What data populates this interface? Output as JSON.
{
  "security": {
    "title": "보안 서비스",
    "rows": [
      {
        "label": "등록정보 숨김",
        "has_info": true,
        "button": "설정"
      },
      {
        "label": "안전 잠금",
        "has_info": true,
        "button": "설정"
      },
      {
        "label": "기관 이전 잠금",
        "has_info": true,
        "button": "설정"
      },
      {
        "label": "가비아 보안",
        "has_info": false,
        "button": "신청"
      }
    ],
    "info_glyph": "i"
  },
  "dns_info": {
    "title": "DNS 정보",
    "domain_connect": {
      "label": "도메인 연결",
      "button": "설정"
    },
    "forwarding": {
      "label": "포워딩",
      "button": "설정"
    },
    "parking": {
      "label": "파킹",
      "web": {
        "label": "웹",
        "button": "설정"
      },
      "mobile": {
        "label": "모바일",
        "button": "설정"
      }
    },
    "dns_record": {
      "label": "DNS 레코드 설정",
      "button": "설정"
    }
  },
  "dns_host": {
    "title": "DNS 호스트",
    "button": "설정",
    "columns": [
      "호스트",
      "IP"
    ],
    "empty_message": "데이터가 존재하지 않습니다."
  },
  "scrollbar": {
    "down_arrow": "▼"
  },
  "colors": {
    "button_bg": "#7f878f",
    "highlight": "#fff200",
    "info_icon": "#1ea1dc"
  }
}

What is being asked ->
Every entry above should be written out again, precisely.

Solution to the problem ->
What data populates this interface? Output as JSON.
{
  "security": {
    "title": "보안 서비스",
    "rows": [
      {
        "label": "등록정보 숨김",
        "has_info": true,
        "button": "설정"
      },
      {
        "label": "안전 잠금",
        "has_info": true,
        "button": "설정"
      },
      {
        "label": "기관 이전 잠금",
        "has_info": true,
        "button": "설정"
      },
      {
        "label": "가비아 보안",
        "has_info": false,
        "button": "신청"
      }
    ],
    "info_glyph": "i"
  },
  "dns_info": {
    "title": "DNS 정보",
    "domain_connect": {
      "label": "도메인 연결",
      "button": "설정"
    },
    "forwarding": {
      "label": "포워딩",
      "button": "설정"
    },
    "parking": {
      "label": "파킹",
      "web": {
        "label": "웹",
        "button": "설정"
      },
      "mobile": {
        "label": "모바일",
        "button": "설정"
      }
    },
    "dns_record": {
      "label": "DNS 레코드 설정",
      "button": "설정"
    }
  },
  "dns_host": {
    "title": "DNS 호스트",
    "button": "설정",
    "columns": [
      "호스트",
      "IP"
    ],
    "empty_message": "데이터가 존재하지 않습니다."
  },
  "scrollbar": {
    "down_arrow": "▼"
  },
  "colors": {
    "button_bg": "#7f878f",
    "highlight": "#fff200",
    "info_icon": "#1ea1dc"
  }
}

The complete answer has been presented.